A realist painter of “factoryscapes” and urban views, Rick Dula finds inspiration in the majesty of aging industrial scenes and explores the vitality they once possessed. With his work he aims to realize a deeper history for American culture. Dula recently gained much notoriety in the Denver Art Scene with his 18 x 32 foot trompe l’oeil mural A Moment in Time: Here for Embrace! at the Denver Art Museum. The mural is now part of the Museum’s permanent collection. His newest body of work consists of factories, rural silos and construction sites, including that of the Clyfford Still Museum under construction in Denver.

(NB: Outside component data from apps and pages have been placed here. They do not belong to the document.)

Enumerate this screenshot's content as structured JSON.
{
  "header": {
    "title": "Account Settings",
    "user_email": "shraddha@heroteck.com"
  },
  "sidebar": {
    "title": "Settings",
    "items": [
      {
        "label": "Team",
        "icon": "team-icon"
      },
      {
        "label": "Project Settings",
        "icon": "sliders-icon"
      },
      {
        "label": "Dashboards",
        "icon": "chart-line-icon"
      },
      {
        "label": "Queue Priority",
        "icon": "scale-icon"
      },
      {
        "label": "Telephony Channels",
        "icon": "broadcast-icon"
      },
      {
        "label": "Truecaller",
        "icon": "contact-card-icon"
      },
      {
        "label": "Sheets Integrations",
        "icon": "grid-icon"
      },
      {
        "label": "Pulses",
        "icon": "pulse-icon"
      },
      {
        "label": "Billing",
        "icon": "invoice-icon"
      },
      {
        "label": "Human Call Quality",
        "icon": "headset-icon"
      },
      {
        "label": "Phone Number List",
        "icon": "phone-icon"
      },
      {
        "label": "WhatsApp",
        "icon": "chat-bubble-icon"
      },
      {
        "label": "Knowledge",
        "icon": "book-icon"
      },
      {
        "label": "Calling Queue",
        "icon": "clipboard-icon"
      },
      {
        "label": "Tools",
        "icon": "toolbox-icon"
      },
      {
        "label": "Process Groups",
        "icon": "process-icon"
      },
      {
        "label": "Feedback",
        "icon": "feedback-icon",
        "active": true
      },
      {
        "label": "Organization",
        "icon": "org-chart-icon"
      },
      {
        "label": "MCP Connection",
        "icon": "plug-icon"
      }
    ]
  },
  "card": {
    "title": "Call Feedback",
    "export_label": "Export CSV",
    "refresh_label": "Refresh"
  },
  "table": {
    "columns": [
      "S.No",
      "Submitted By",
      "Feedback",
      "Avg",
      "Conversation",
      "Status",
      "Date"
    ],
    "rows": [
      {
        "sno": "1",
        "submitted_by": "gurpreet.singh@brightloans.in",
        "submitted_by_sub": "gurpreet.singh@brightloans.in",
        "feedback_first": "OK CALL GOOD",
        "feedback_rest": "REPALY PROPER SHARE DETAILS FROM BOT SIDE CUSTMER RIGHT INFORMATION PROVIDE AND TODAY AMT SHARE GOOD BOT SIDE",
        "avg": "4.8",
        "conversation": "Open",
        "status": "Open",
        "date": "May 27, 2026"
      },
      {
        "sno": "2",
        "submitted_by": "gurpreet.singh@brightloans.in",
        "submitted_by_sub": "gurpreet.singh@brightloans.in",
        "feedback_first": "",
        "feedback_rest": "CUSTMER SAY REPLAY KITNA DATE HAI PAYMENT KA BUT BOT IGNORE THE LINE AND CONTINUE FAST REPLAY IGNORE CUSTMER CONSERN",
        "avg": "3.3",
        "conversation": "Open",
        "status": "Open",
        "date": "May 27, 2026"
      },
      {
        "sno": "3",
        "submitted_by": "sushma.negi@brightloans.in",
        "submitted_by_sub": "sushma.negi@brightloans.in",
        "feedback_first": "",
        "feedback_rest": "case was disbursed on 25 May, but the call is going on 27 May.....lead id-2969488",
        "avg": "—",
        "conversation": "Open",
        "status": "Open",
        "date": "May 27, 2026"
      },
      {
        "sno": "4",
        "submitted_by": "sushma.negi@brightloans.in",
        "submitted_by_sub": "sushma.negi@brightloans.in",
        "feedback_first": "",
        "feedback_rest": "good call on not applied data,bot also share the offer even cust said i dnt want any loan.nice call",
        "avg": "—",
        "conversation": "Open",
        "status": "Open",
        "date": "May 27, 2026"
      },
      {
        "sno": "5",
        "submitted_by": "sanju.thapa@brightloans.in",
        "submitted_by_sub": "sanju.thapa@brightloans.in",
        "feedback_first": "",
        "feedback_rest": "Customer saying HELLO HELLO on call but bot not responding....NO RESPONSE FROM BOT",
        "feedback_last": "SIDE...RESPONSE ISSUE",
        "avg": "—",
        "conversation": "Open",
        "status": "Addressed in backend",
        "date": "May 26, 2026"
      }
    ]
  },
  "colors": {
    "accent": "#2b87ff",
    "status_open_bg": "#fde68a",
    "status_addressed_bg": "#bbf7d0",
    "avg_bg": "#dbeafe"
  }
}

“My current work focuses on a type of urban landscape, mostly in the run down and decaying vestiges of an earlier time. I like to visit cities and seek out the industrial edges, where either side of the train tracks is lined with factories and plants near death. Rust, ruins and abandonment are my roadside attractions, and I photograph (and later paint) these with an eye for dramatic light, often returning several times to catch the best mood. My fascination with corrosion reflects a particularly American longing for deeper history: we don’t have buildings older than a mere couple of centuries as does the rest of the Old World. I think this causes a sort of ‘patina envy’ in our culture. One of my heroes is Charles Sheeler, whose early 20th century paintings of new massive industrial plants were like proud birth announcements for modern industry. My work is more that of the obituary. Although some of the factories and industrial plants are still in operation, I paint what seems to be vanishing from the modern urban landscape, and want to preserve some of the beauty before it is gone.” Rick Dula